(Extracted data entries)
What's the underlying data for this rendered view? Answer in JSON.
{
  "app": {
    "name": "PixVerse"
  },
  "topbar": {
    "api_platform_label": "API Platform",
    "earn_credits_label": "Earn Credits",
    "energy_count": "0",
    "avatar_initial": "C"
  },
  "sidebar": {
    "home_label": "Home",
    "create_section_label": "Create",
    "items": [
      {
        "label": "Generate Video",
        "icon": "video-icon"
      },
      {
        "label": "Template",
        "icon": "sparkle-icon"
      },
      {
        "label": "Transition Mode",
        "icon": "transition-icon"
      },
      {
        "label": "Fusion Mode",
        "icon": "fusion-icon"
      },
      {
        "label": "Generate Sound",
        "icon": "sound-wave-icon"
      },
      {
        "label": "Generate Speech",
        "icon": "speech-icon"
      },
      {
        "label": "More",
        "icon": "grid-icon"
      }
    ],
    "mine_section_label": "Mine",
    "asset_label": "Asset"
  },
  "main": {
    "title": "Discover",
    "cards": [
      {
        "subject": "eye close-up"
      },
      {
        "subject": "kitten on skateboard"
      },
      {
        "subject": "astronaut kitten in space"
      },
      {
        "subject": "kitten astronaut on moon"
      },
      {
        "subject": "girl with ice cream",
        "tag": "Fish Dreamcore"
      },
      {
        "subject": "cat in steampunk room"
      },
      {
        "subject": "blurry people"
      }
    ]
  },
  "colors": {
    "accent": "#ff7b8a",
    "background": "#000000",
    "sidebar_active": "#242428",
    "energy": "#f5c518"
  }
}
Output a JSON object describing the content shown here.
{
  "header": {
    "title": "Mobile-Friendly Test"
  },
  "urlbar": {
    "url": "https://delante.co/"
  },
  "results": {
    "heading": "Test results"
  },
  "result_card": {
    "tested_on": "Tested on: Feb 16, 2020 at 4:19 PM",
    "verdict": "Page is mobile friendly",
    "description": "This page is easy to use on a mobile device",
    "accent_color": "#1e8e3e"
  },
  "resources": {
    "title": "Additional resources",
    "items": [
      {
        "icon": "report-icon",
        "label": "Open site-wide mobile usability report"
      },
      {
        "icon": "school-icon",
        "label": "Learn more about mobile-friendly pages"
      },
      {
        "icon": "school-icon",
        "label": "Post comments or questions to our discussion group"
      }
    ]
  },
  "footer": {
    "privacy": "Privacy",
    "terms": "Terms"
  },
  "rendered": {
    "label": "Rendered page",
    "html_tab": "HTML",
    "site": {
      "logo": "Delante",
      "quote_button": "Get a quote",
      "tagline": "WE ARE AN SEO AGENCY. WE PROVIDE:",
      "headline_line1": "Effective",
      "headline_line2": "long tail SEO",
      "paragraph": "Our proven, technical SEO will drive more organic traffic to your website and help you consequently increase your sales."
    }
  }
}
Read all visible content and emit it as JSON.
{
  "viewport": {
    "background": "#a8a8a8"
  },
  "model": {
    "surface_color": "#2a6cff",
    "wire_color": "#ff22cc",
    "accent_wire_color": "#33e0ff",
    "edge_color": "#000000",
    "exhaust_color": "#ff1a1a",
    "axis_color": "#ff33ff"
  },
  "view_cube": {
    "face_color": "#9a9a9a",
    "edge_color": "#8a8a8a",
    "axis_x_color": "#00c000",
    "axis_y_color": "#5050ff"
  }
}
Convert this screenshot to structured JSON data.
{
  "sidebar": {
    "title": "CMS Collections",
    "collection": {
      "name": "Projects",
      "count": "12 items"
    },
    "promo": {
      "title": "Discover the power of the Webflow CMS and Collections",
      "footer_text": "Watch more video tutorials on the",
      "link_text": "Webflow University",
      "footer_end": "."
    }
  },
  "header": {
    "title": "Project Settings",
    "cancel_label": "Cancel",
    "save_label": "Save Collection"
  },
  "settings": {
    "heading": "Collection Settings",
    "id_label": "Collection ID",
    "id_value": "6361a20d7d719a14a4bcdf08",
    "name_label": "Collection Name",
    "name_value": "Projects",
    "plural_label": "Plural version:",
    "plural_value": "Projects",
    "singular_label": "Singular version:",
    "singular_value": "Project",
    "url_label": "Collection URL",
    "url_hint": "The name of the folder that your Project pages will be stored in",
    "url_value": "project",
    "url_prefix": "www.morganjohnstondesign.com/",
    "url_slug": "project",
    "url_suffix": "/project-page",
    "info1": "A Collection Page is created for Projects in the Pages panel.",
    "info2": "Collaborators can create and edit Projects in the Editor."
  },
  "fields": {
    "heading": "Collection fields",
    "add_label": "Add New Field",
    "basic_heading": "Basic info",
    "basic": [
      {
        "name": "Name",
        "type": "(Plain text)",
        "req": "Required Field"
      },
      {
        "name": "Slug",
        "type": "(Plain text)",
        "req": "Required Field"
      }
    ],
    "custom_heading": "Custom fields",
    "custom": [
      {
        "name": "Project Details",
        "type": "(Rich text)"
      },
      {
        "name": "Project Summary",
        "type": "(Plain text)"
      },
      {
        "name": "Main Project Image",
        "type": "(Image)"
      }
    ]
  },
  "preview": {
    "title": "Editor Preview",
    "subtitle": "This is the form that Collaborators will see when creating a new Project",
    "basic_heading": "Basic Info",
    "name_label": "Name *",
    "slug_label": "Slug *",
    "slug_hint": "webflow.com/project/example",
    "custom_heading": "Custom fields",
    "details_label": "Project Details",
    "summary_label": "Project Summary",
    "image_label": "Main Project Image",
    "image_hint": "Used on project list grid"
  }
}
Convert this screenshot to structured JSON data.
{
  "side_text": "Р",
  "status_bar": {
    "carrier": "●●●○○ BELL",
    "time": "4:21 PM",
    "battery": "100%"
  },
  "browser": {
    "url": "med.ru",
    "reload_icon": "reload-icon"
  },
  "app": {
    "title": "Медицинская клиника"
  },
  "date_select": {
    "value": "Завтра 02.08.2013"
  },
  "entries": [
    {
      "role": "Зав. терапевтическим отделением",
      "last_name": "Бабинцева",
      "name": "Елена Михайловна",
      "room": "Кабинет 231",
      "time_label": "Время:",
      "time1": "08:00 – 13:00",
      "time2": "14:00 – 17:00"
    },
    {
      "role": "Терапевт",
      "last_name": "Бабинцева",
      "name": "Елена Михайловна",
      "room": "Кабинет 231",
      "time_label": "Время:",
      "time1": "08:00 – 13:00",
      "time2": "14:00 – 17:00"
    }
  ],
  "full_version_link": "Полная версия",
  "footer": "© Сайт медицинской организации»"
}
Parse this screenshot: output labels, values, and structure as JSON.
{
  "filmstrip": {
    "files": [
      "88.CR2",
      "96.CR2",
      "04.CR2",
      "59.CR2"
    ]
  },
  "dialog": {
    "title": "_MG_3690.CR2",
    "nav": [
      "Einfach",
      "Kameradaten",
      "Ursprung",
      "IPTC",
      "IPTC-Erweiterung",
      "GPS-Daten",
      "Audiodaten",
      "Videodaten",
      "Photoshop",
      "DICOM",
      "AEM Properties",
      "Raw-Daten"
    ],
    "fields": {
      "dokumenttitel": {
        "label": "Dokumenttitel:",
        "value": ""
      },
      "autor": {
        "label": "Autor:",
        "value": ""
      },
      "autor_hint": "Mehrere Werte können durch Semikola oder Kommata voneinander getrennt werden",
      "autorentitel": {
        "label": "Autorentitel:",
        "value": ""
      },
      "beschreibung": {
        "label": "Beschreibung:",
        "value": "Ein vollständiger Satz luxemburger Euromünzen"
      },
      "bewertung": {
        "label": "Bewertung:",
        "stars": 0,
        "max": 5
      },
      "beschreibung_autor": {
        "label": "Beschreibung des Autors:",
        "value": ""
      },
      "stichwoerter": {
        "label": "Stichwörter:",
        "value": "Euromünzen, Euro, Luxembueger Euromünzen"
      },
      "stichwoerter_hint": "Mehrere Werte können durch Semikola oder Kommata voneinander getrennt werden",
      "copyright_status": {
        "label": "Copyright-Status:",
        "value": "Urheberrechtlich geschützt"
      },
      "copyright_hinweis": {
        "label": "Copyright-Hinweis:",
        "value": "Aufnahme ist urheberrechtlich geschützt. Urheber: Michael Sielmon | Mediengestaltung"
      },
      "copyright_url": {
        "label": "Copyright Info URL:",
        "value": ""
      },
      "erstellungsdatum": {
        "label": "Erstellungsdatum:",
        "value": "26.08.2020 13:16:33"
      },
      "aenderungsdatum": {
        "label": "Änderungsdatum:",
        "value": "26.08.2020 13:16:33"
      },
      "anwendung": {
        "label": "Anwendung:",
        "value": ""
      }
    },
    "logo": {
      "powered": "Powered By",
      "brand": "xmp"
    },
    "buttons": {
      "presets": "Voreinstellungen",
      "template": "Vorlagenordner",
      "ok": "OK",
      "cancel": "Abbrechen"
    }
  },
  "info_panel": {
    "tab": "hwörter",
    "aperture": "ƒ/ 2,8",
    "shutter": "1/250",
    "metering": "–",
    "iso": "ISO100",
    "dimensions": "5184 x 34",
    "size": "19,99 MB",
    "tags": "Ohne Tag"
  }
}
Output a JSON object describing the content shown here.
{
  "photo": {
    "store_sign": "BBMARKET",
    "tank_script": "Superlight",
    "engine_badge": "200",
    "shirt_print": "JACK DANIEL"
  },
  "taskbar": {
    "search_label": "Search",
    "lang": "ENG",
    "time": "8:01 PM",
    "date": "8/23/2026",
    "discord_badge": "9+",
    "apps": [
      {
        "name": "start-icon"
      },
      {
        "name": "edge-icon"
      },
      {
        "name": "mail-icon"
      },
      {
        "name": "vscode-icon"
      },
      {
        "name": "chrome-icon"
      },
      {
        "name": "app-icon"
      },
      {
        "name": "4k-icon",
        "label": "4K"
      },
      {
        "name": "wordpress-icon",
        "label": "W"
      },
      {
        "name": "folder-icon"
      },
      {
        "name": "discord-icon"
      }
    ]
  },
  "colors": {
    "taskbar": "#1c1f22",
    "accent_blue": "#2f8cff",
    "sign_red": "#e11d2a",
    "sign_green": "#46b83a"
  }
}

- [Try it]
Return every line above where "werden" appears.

- [Answer box]
      "autor_hint": "Mehrere Werte können durch Semikola oder Kommata voneinander getrennt werden",
      "stichwoerter_hint": "Mehrere Werte können durch Semikola oder Kommata voneinander getrennt werden",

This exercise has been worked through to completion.